              Kerry Emanuel is the worlds leading expert mate .
              Yes you can find cranks .
              He is not .

            • Gezza

               /  17th December 2018

              Do fuck off.
              Do put your head back up there where you just shat it out from.

            • Griff.

               /  17th December 2018

              Make up shit .
              Get pawned for it
              Go all wobbly because you are made to look an arse.

              Never seen that one before…….ROFL

              Stop making up shite and I will not point your are full of it mate .

              Why isn’t the Thames Barrier being consistently overtopped now?
              12:01AM BST 26 Aug 2007

              A new £20 billion Thames barrier to save London from a potentially disastrous flooding threat is the centrepiece of a series of measures planned by the Government.

              Phil Woolas, the minister for climate change, told The Sunday Telegraph that a feasibility study into a second Thames barrier, potentially required within 25 years, was due to report in a matter of weeks.

              In addition, new flood defences are being planned for all major police, fire and power stations and other vital infrastructure in a bid to avoid more disastrous flooding of the kind that hit Britain last month.

              Mr Woolas said that during the floods, which caused up to £3 billion worth of damage, parts of Gloucestershire came within minutes of the biggest peacetime evacuation Britain has seen. It came after a crucial electricity sub-station was nearly destroyed.

              Flood experts say the existing Thames barrier, completed in 1983 may not be able to cope with rising tides by 2030. A second barrier, long rumoured to be in the planning, would be located farther east than the current defence system at Woolwich which has seen a dramatic increase in the number of times it has been put into use. When it first came on stream it was closed on average every couple of years – but in 2003 it was used 19 times.
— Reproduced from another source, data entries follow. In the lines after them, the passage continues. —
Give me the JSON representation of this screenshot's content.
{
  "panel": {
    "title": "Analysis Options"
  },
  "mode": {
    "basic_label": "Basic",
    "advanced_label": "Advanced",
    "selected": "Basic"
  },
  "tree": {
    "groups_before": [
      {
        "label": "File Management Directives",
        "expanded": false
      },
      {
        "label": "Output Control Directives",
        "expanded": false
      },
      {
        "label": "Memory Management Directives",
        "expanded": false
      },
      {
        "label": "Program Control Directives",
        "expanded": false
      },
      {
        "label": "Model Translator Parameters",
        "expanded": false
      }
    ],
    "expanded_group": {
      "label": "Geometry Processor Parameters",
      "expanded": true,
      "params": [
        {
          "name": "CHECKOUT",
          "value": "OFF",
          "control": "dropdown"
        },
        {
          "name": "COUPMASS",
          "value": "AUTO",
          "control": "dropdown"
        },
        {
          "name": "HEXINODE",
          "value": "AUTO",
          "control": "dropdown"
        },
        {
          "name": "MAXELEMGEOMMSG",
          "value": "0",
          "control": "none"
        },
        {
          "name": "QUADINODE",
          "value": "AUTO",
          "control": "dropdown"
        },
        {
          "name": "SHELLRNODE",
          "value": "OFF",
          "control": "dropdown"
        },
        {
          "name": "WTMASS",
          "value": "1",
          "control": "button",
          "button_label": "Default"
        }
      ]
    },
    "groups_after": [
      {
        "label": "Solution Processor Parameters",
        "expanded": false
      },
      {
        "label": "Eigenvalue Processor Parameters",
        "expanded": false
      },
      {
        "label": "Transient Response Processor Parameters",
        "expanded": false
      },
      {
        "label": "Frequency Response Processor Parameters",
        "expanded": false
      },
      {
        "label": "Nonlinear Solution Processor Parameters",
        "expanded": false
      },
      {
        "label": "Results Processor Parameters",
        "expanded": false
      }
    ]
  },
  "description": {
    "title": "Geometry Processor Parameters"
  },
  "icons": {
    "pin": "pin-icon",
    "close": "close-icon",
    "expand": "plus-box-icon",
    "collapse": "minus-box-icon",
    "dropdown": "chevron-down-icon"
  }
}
              Asked whether he thought London would flood in the next 25 years, Mr Woolas said: “It may do. The environment agency are doing a feasibility study. When the Thames Barrier was built it was built on the assumption that there was a one in 2,000 year chance that London would flood.

              “That estimate now is one in 1,000 years. In other words from 1983 to today the probability has doubled. Mr Woolas confirmed ministers would take a decision about the second Thames barrier “some time next year”.

              “This is no longer an academic debate. We have seen the floods in England and the extreme weather across the world. The public need to understand that the point of no return is seven and a half years away.


            • Gezza

               /  17th December 2018

              Ah, yes – that’s quite good information, supporting my feeling that it is happening. Thanks for that. I never do my own research. I always figure out a way to get others to do it for me.

          • Alan Wilkinson

             /  17th December 2018

            When was the second five years when presumably you didn’t have snow in your yard every year and how is it different from the last five years?

      • Patricia

         /  17th December 2018

        Of course it’s bloody changing! It’s done so since its inception.

  1. Climate change rulebook ‘breakthrough’ — Your NZ – NZ Conservative Coalition